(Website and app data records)
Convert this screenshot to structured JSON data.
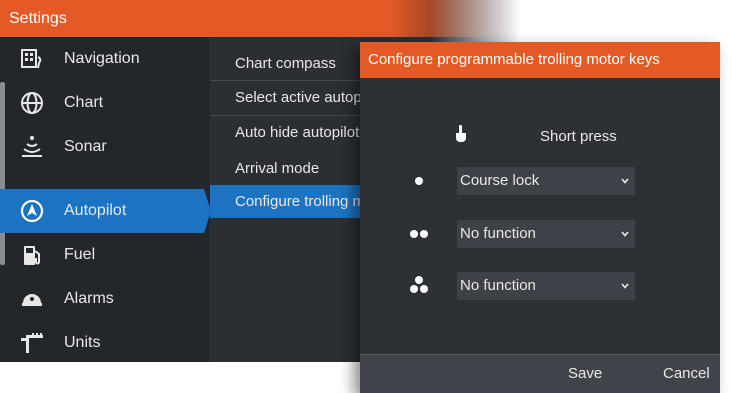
{
  "settings": {
    "title": "Settings",
    "sidebar": [
      {
        "label": "Navigation",
        "icon": "navigation-icon"
      },
      {
        "label": "Chart",
        "icon": "globe-icon"
      },
      {
        "label": "Sonar",
        "icon": "sonar-icon"
      },
      {
        "label": "Autopilot",
        "icon": "autopilot-icon",
        "active": true
      },
      {
        "label": "Fuel",
        "icon": "fuel-pump-icon"
      },
      {
        "label": "Alarms",
        "icon": "alarm-icon"
      },
      {
        "label": "Units",
        "icon": "units-icon"
      }
    ],
    "submenu": [
      {
        "label": "Chart compass"
      },
      {
        "label": "Select active autopilot"
      },
      {
        "label": "Auto hide autopilot"
      },
      {
        "label": "Arrival mode"
      },
      {
        "label": "Configure trolling motor keys",
        "active": true
      }
    ]
  },
  "dialog": {
    "title": "Configure programmable trolling motor keys",
    "column_heading": "Short press",
    "rows": [
      {
        "key": "single-dot",
        "value": "Course lock"
      },
      {
        "key": "double-dot",
        "value": "No function"
      },
      {
        "key": "triple-dot",
        "value": "No function"
      }
    ],
    "save_label": "Save",
    "cancel_label": "Cancel"
  },
  "colors": {
    "accent_orange": "#e45a26",
    "selection_blue": "#1c73c2",
    "panel_dark": "#23262b"
  }
}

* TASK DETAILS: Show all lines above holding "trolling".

* ANSWER SPACE:
        "label": "Configure trolling motor keys",
    "title": "Configure programmable trolling motor keys",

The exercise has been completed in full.